Tax preparation for business
Preparing ahead for tax season can make the process run more smoothly. Regardless of the type of business you own, organization makes a huge difference in the time you spend on taxes, as well as your tax forms’ accuracy.
Know your deadlines
Business tax deadlines vary depending on how you file your business taxes and what type of business you run. Additionally, the IRS can change tax deadlines at any time, so check the IRS website to confirm all deadlines before you start filing your taxes.
If the general due date falls on a holiday or weekend, the IRS extends it to the next business day. For instance, in 2017, the usual April 15 deadline for individual tax returns was extended to April 18 because the 15th fell on a Saturday. Corporations and some other business entities, however, must usually file by March 15.
Consider filing quarterly
If you want to stretch out your tax obligations and keep the mountain of paperwork from growing all year, consider filing your taxes quarterly. Instead of submitting your forms and paying your full tax obligation once per year, you’ll file and pay four times a year. The deadlines for quarterly payments are generally April 15, June 15, October 15, and January 15. Again, however, the IRS can extend the deadline for holidays and weekends.
When you file quarterly, you can use the online system or file your paperwork in hard-copy form. Both individuals and businesses can file quarterly, and most sole proprietorship and general partnerships choose this method. It’s easier for everyone involved, and it helps you avoid a major debt once per year.
Organize your records as you go
Incorporate your business taxes into your daily operations. When you process or receive a document that could affect your taxes, put it in a space designated for that purpose. You might have to make copies if the you think the document might apply to other facets of business operations, but you’ll want at least one in your tax file.
Consider creating both digital and hard-copy files for your taxes each year. Though some professionals prefer to get the hard-copy paperwork, you might be able to email your documents to your CPA or tax attorney. Additionally, if disaster strikes, you know you have a backup.
Know your entity seetatus
Your business entity status will affect how you file your business taxes. A corporation, for instance, must follow much stricter rules for taxes than a limited liability company, or LLC. The same is true for sole proprietorship and general partnerships.
If you changed your entity status this year, you’ll need to get familiar with the new rules. A CPA or tax attorney can prove invaluable during this process, especially if you don’t have much experience with taxes. Additionally, should you change your entity status, consider allowing more time for your next tax filing. After you file the first time, subsequent deadlines will prove easier to meet because you’ll know the basic process.
Familiarize yourself with deduction options

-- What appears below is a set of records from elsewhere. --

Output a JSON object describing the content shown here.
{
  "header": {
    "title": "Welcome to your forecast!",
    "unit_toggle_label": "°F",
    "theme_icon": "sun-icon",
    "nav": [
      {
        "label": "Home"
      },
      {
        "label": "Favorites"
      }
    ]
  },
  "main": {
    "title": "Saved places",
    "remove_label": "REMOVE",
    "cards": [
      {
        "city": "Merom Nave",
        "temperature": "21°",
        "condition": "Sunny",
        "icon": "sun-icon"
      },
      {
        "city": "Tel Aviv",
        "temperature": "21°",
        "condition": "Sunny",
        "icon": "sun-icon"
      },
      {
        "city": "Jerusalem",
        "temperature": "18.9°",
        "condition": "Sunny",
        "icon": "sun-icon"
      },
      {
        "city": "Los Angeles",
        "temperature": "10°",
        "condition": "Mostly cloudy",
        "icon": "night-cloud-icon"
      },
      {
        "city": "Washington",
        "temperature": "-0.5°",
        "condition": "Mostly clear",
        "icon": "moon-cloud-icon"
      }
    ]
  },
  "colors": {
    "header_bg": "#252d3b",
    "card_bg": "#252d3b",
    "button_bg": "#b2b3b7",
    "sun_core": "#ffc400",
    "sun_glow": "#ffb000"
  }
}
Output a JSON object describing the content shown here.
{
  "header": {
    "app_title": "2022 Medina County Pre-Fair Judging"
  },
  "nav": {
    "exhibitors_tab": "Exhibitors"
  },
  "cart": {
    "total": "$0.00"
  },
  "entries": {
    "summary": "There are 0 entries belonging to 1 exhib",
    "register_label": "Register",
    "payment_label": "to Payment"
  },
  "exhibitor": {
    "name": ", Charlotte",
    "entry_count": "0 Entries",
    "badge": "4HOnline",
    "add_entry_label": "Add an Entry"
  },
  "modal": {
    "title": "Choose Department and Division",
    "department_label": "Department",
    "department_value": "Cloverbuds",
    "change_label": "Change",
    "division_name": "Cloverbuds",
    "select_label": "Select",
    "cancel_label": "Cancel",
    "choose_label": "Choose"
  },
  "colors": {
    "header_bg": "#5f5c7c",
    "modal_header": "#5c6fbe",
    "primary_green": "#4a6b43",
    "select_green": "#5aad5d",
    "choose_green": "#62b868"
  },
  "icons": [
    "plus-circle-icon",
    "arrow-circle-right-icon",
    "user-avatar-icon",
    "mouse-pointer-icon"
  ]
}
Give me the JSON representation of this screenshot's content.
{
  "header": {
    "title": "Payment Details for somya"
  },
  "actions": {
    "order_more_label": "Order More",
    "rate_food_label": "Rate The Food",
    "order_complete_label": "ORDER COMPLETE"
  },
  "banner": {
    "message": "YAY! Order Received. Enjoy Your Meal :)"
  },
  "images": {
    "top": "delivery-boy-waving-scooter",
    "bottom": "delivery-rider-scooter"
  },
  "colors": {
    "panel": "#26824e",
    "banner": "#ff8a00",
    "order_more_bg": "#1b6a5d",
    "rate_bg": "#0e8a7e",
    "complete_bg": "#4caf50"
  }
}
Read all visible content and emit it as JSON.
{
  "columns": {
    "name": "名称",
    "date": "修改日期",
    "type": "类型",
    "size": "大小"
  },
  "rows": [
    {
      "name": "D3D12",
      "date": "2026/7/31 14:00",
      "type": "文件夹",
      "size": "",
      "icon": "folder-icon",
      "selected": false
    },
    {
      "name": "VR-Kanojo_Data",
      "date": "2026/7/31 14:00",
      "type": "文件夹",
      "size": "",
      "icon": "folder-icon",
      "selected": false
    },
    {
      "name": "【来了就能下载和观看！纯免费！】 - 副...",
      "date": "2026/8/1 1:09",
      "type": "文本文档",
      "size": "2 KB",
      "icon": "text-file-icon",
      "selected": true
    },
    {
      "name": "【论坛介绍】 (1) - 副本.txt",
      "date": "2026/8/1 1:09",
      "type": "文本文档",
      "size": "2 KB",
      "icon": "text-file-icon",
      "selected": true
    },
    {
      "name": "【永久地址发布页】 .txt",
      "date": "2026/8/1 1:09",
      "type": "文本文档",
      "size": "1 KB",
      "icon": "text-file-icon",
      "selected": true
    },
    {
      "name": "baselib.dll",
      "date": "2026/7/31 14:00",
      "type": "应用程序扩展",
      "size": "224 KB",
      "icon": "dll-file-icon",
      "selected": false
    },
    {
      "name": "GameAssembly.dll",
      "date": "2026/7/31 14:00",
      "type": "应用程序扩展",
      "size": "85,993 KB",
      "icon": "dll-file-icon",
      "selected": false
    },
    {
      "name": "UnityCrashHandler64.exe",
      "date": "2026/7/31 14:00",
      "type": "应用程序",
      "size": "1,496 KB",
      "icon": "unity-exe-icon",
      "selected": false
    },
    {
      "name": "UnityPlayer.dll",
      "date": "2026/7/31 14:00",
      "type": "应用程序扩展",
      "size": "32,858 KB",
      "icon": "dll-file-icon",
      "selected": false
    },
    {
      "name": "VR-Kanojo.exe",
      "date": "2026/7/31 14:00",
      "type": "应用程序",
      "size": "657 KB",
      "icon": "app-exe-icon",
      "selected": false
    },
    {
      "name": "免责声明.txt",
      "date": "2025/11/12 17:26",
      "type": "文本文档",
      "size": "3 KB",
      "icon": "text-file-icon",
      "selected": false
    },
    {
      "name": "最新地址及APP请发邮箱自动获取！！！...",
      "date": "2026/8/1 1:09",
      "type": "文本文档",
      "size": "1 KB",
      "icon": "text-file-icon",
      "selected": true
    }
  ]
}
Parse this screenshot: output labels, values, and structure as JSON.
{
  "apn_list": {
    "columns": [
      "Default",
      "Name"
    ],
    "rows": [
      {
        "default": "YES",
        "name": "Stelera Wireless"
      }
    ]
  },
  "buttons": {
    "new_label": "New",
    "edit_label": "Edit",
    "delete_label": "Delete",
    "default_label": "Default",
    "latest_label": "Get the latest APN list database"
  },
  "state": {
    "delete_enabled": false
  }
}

Deductions are an essential facet of filing taxes for your business. You can save considerable tax dollars if you deduct business expenses.
The allowable deductions can change from year to year and can vary from one business entity to another, but they’re fairly straightforward. For instance, you might be able to deduct employee salaries if you’re an LLC, sole proprietorship, or general partnership. Other deductions include business vehicle maintenance and miles, office supplies, physical assets, utilities, asset repairs, advertising costs, legal fees, CPA fees, interest on business loans and other debts, mortgage interest, and travel costs. If you pay a commission on sold items, you can usually deduct the commission amount, and retailers can also deduct state and local sales tax.
Getting your business taxes right will save you time, money, and stress. Follow the above tips to prepare for tax season and ensure that your taxes are done accurately and filed on time. You can always visit the IRS website if you need more information on forms, liabilities, deductions, or other issues.